What is the number of lines in the records that contain "joined"? Give only that number.

Content starts

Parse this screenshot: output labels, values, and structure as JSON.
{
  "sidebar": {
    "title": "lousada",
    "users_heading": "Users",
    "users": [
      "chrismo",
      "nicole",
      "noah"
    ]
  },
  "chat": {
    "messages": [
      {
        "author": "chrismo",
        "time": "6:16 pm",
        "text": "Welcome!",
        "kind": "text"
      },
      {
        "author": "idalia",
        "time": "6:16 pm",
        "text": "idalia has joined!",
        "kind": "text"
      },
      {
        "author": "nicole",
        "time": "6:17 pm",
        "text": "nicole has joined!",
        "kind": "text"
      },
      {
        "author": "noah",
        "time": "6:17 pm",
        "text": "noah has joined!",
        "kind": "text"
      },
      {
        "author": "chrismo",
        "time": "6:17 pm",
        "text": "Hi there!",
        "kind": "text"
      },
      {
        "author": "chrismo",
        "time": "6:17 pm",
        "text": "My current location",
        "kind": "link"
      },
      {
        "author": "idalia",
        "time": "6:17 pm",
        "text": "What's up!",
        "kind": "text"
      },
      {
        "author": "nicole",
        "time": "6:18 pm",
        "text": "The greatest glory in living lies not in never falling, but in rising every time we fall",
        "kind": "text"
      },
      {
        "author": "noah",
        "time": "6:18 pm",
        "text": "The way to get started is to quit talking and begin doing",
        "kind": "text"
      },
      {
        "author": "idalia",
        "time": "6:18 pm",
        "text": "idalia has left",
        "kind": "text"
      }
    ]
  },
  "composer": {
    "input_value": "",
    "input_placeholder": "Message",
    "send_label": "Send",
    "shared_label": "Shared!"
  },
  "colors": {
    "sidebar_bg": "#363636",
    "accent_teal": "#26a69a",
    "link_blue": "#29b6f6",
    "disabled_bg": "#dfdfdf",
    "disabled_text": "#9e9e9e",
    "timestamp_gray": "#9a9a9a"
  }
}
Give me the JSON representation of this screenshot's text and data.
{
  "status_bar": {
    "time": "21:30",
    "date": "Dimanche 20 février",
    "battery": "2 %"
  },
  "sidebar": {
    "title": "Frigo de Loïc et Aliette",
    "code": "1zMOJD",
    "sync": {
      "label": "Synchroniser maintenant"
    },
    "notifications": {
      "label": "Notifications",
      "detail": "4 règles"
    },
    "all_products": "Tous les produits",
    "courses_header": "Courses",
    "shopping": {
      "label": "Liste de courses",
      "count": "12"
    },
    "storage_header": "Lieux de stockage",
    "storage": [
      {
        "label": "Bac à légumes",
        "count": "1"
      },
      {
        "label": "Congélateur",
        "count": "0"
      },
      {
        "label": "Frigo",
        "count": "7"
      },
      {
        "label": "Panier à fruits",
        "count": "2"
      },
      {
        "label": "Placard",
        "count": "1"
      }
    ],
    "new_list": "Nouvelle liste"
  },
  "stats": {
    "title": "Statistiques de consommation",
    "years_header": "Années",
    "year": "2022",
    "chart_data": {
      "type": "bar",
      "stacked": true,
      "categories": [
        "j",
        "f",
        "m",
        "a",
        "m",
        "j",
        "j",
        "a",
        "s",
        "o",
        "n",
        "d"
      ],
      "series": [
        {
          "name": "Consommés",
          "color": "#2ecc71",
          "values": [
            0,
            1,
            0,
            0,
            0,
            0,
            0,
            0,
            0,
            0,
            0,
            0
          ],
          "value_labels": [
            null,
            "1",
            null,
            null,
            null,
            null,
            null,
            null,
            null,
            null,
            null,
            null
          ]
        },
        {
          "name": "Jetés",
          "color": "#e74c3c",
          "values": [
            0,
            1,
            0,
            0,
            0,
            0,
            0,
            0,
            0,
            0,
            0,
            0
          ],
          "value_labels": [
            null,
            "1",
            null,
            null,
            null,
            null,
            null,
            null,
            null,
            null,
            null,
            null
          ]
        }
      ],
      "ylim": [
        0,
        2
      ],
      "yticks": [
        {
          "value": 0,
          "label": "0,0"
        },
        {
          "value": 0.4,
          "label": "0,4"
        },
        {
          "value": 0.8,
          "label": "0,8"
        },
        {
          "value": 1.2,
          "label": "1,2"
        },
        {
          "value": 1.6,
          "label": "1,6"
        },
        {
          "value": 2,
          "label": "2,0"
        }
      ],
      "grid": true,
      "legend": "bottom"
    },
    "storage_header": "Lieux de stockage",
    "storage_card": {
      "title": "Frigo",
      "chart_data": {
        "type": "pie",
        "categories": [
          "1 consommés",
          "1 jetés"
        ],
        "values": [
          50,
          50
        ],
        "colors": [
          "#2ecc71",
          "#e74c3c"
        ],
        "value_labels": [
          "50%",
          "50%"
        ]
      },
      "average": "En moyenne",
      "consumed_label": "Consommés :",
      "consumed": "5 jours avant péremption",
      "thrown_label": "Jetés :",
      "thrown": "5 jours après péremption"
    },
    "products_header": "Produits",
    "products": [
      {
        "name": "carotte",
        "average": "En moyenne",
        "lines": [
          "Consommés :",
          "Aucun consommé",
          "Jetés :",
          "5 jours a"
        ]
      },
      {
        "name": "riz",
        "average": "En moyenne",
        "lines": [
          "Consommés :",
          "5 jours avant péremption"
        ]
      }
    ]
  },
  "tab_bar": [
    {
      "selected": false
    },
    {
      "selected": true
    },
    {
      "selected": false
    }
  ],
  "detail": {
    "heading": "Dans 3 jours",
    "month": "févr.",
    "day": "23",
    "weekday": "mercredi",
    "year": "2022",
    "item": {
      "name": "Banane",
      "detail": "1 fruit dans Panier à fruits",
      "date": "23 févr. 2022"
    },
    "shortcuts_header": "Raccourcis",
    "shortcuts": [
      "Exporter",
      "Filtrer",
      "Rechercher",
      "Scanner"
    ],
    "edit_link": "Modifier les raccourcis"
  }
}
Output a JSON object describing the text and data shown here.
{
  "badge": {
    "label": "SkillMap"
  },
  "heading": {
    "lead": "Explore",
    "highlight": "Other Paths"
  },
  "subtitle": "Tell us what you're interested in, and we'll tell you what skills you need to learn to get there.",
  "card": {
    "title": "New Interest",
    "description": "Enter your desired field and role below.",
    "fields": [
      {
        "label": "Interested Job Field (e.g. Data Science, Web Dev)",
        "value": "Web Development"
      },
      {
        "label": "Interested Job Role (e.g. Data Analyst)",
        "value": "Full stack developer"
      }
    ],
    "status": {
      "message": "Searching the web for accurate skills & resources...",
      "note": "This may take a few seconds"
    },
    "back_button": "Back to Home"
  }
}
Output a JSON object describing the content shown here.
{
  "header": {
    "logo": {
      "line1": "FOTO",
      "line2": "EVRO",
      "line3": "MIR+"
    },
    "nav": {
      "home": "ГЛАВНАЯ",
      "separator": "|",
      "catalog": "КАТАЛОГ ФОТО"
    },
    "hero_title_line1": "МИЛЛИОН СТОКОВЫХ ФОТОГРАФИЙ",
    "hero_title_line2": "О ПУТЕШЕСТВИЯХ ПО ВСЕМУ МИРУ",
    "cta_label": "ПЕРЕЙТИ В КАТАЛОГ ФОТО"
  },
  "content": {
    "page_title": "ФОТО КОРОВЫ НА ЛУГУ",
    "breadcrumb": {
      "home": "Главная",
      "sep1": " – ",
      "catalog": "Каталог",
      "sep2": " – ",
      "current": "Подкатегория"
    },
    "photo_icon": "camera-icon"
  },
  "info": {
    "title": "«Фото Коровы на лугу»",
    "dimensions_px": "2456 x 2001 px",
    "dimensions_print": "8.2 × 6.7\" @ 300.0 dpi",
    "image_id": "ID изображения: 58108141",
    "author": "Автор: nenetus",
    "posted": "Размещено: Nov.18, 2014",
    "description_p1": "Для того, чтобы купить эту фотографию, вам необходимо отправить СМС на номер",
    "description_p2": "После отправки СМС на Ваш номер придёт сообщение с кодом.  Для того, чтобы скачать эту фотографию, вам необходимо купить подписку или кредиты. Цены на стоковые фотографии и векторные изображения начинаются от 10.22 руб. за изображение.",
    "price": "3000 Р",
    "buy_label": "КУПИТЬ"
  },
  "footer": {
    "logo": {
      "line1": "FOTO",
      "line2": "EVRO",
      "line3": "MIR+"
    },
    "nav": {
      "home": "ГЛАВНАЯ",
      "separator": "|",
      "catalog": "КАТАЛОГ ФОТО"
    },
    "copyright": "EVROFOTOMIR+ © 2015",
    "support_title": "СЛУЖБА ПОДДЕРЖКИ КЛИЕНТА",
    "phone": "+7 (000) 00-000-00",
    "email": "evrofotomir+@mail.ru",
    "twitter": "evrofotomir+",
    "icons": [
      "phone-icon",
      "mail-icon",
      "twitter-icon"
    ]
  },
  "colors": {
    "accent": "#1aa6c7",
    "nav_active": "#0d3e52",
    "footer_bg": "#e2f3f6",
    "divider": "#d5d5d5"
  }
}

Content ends

- [Result for this exercise] 3